The latest report by inspectors from the Independent Monitoring Board (IMB) shines a spotlight on the often miserable conditions for some 1,000 detainees being held each month under immigration powers at the HIRC.
IMB welcomes the fact that work has, at last, been completed on rebuilding and refurbishing the holding rooms at Terminals 3 and 4.
However, it repeats its recommendation from previous years that there is a need for a residential holding facility at the airport.
Almost 20,000 people, including 1,300 children, were detained at Heathrow in 2016.
People arriving at the airport claiming political asylum are especially likely to be detained for many hours, including overnight, in accommodation that is far from satisfactory, the inspectors say.
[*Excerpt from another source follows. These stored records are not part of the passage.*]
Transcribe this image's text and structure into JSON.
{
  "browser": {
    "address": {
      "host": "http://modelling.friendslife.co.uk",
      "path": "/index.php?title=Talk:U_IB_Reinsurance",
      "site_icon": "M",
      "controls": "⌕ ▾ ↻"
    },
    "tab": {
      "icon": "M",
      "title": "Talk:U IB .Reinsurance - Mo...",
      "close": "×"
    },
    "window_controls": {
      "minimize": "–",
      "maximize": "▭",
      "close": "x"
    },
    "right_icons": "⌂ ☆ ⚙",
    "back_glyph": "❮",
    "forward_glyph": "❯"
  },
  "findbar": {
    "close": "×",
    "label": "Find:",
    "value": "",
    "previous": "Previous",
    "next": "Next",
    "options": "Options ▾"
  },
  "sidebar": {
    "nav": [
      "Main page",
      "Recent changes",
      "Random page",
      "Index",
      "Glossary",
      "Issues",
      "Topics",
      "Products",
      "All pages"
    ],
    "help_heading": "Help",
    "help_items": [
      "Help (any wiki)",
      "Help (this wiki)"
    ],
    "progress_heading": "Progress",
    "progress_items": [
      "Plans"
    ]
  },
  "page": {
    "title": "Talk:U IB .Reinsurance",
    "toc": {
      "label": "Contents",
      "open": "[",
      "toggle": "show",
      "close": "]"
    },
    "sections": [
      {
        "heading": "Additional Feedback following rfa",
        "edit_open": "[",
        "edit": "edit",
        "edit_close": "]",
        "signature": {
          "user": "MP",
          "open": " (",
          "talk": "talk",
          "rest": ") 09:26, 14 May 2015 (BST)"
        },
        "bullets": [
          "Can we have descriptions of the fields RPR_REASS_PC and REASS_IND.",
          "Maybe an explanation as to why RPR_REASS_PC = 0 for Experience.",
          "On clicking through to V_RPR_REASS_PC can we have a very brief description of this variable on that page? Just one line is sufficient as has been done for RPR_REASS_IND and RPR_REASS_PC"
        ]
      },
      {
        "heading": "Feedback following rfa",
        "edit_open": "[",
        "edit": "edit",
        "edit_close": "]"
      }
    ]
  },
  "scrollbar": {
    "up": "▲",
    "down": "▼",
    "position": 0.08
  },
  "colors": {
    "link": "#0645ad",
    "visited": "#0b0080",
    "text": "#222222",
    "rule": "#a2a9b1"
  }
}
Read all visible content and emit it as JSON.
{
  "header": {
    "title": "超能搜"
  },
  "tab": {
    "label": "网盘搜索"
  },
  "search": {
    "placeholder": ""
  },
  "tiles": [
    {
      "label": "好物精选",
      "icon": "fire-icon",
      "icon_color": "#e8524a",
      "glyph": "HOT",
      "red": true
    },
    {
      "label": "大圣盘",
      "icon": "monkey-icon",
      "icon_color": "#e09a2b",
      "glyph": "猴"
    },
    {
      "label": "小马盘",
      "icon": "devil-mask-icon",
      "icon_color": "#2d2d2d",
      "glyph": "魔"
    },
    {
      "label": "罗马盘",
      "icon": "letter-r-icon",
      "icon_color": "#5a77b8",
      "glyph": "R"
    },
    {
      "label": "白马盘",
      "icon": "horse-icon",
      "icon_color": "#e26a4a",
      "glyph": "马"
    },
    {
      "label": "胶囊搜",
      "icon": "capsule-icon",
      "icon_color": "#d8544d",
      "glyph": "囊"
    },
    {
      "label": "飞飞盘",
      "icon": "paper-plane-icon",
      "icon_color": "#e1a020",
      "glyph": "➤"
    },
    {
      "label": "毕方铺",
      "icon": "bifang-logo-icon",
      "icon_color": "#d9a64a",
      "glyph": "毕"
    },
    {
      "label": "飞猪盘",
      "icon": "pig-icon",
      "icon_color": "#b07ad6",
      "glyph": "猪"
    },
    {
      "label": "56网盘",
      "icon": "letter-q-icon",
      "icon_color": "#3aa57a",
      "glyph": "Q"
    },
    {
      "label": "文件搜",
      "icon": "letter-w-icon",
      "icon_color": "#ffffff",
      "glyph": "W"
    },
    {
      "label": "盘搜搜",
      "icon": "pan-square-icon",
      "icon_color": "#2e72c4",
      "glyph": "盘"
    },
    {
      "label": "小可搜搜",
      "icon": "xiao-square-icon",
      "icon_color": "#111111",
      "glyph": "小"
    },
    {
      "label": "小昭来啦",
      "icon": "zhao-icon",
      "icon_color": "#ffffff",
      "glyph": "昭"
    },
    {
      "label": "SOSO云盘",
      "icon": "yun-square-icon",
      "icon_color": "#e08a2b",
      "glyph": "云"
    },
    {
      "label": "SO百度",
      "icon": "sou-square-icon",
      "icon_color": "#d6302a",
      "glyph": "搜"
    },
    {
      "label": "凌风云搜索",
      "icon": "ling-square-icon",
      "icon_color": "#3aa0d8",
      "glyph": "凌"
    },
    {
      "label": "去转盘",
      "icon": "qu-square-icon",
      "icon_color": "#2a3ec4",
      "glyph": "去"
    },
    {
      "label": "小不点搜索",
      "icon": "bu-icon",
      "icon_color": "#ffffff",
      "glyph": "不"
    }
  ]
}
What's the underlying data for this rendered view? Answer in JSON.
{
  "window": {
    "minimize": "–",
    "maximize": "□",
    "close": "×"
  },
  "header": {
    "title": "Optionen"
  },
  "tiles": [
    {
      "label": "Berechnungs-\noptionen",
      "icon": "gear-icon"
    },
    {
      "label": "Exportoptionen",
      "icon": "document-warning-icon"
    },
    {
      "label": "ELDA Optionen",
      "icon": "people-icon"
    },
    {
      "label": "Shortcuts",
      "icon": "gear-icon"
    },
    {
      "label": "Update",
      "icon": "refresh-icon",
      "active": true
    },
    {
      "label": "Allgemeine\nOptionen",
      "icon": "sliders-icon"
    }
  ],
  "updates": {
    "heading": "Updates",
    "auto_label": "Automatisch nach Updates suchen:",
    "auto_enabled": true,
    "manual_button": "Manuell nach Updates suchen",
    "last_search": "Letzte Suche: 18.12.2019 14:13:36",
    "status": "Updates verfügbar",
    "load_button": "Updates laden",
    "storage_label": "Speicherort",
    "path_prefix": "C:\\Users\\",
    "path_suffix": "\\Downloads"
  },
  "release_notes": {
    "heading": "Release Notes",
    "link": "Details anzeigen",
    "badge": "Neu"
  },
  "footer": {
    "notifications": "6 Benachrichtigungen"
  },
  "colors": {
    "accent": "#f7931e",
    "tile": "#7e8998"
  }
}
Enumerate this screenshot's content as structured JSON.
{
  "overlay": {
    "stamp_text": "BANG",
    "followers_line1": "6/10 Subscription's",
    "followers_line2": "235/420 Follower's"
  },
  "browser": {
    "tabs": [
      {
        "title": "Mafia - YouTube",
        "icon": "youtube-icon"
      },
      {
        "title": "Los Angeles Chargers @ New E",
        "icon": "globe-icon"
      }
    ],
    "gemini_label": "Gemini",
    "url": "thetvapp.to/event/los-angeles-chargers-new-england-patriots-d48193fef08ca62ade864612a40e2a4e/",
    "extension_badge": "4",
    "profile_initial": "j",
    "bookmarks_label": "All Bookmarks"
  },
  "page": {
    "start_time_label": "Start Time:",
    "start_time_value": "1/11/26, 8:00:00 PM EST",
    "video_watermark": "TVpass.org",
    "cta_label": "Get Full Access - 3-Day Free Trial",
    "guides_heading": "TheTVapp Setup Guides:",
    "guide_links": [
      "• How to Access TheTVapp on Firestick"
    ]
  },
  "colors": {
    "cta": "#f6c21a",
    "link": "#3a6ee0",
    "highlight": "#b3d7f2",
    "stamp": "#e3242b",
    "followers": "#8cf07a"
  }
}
They also continue to notice cases of detainees, including families, being moved to Immigration Removal Centres for the night to allow them to sleep, only to be brought back to the airport so quickly that adequate rest will have been impossible.
IMB Chair, John Hutchings, says: “Overall we have found airport staff to be caring and sympathetic to detainees, including children and other vulnerable people, but as people are often held for long periods of time, suitable facilities for people to rest and sleep are urgently needed. Holding rooms are unsuitable for detaining disabled people and children, other than for the briefest period. Detainees are not allowed access to any drugs and medicines they have in their possession, even though this may put their health and well-being at risk.”
The inspection team found the procedure for identifying claimed victims of torture, (known as ‘Rule 35’) is under considerable strain. Average wait times throughout the year have been around two weeks, although maximum wait times have exceeded a month on occasions, which is unacceptable.
The inspectors noted that removal of detainees from the UK, whether escorted or unescorted, is generally undertaken in a satisfactory manner with any use of force proportionate to the case. Their observation of a family removal showed that it was carried out with a great deal of sensitivity to the needs of the children concerned.